So, a real curate’s egg. A fascinating subject, but not enough on the core topic with too devoted to asides that travel far from the subject.
Paperback:  
Review by Brian Clegg

Comments

Popular posts from this blog

Conjuring the Universe - Peter Atkins *****

It's rare that I'd use the term 'tour de force' when describing a popular science book, but it sprang to mind when I read Conjuring the Universe. It's not that the book's without flaws, but it does something truly original in a delightful way. What's more, the very British Peter Atkins hasn't fallen into the trap that particularly seems to influence US scientists when writing science books for the public of assuming that more is better. Instead of being an unwieldy brick of a book, this is a compact 168 pages that delivers splendidly on the question of where the natural laws came from.
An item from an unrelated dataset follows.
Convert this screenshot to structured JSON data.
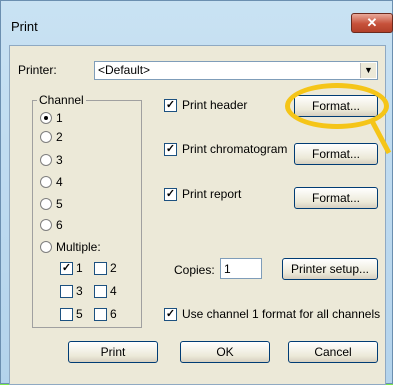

The most obvious comparison is Richard Feynman's (equally compact) The Character of Physical Law - but despite being a great fan of Feynman's, this is the better book. Atkins begins by envisaging a universe emerging from absolutely nothing. While admitting he can't explain how that happened, his newly created universe still bears many resemblances to  nothing a…

Beyond Weird - Philip Ball *****

It would be easy to think 'Surely we don't need another book on quantum physics.' There are loads of them. Anyone should be happy with The Quantum Age on applications and the basics, Cracking Quantum Physics for an illustrated introduction or In Search of Schrödinger's Cat for classic history of science coverage. Don't be fooled, though - because in Beyond Weird, Philip Ball has done something rare in my experience until Quantum Sense and Nonsense came along. It makes an attempt not to describe quantum physics, but to explain why it is the way it is.

Historically this has rarely happened. It's true that physicists have come up with various interpretations of quantum physics, but these are designed as technical mechanisms to bridge the gap between theory and the world as we see it, rather than explanations that would make sense to the ordinary reader.

Ball does not ignore the interpretations, though he clearly isn't happy with any of them. He seems to come clo…

Big Bang (Ladybird Expert) - Marcus Chown ****

As a starting point in assessing this book it's essential to know the cultural background of Ladybird books in the UK. These were a series of cheap, highly illustrated, very thin hardbacks for children, ranging from storybooks to educational non-fiction. They had become very old-fashioned, until new owners Penguin brought back the format with a series of ironic humorous books for adults, inspired by the idea created by the artist Miriam Elia. Now, the 'Ladybird Expert' series are taking on serious non-fiction topics for an adult audience.

Marcus Chown does a remarkable job at packing in information on the big bang, given only around 25 sides of small format paper to work with. He gives us the concepts, plenty about the cosmic microwave background, plus the likes of dark energy, dark matter, inflation and the multiverse. To be honest, the illustrations were largely pointless, apart from maintaining the format, and it might have been better to have had more text - but I felt …